Nigel Dixon - vocals, rhythm guitar; Paul Simonon - bass, vocals; Gary Myrick - lead guitar, vocals; Travis Williams - drums, percussion

Warming up to the tune of "Hey Amigo," their own Ennio Morricone-styled intro, Havana 3 AM proceed to transform mood music and loopy sound affects into rock energy by fusing ska, rockabilly, Latin rhythms and spaghetti western music to a stripped down four chord sound.

Between the fusion and naming their band after an album by mambo king Prez Prado, you could say that Havana 3 AM were on the leading edge of cross cultural genre hybridization way back when they formed in 1990. Co-led by former Clash bassist Paul Simonon and Texas guitarist Gary Myrick, fronted by Nigel Dixon (formerly of UK band Whirlwind) and held steady by drummer Travis Williams, the group's eight-song set recorded live in New York City features material from their 1991 self-titled debut. It's straightforward fare, mostly concerning urban phenomenon: "Living in the Town," is "about London," "Surfing the City" (describing riding the tops of subway trains) rides on waves of chunky chords and an adamant chorus that could easily fit into the repertoire of Simonon's old band. Listening to the bassist move through "Blue Gene Vincent," a tribute to "the late great" rockabilly pioneer that nods not only to his hiccupping vocal style but also to his distinct, crying guitar, you can hear where Simonon's own rockabilly bass runs helped to define the Clash sound, along with his reggae influence.

His rebel rocker attitude also contributed to establishing the Havana 3 AM project as a forceful entity; however, he would not be long for the job. Following his departure in 1993 and the death of drummer Williams, Myrick proverbially soldiered on to not-so-great effect. Retaining the band name and releasing an album with a different line-up in 1996, he too eventually lost faith in the effort. Perhaps it was not the collaborators' fate to make it or produce a large catalog, however the live archive remains.
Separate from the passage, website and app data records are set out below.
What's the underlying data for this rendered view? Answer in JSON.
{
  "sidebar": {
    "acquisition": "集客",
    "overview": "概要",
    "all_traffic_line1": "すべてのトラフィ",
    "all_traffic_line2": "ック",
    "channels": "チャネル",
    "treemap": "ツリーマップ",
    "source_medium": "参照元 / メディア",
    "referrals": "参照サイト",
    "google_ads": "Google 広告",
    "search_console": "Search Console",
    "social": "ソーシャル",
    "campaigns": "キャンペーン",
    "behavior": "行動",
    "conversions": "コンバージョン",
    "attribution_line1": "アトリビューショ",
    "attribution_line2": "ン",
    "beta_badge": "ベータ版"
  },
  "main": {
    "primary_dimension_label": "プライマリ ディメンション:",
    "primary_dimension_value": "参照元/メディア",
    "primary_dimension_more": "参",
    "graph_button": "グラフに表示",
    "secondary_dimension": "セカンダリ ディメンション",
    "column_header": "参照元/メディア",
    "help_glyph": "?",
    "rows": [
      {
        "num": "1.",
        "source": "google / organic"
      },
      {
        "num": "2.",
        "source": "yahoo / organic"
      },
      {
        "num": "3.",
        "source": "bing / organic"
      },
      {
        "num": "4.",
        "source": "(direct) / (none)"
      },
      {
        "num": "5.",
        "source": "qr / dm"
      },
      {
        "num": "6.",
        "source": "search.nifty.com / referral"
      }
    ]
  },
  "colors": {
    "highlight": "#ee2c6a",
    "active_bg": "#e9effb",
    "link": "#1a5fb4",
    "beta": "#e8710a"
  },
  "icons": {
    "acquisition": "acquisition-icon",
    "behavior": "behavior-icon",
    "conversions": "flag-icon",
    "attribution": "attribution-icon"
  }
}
This performance demonstrates that when the stars line up just right, the powerful original lineup of Havana 3 AM, though short-lived in its tenure and under-looked in its day, was capable of conjuring roots music tradition, combining it with a little personal flash and style, and making some damn fine undiluted rock 'n' roll. This show offers a taste of their definitive post '80s/pre-grunge rock 'n' rhythm sound.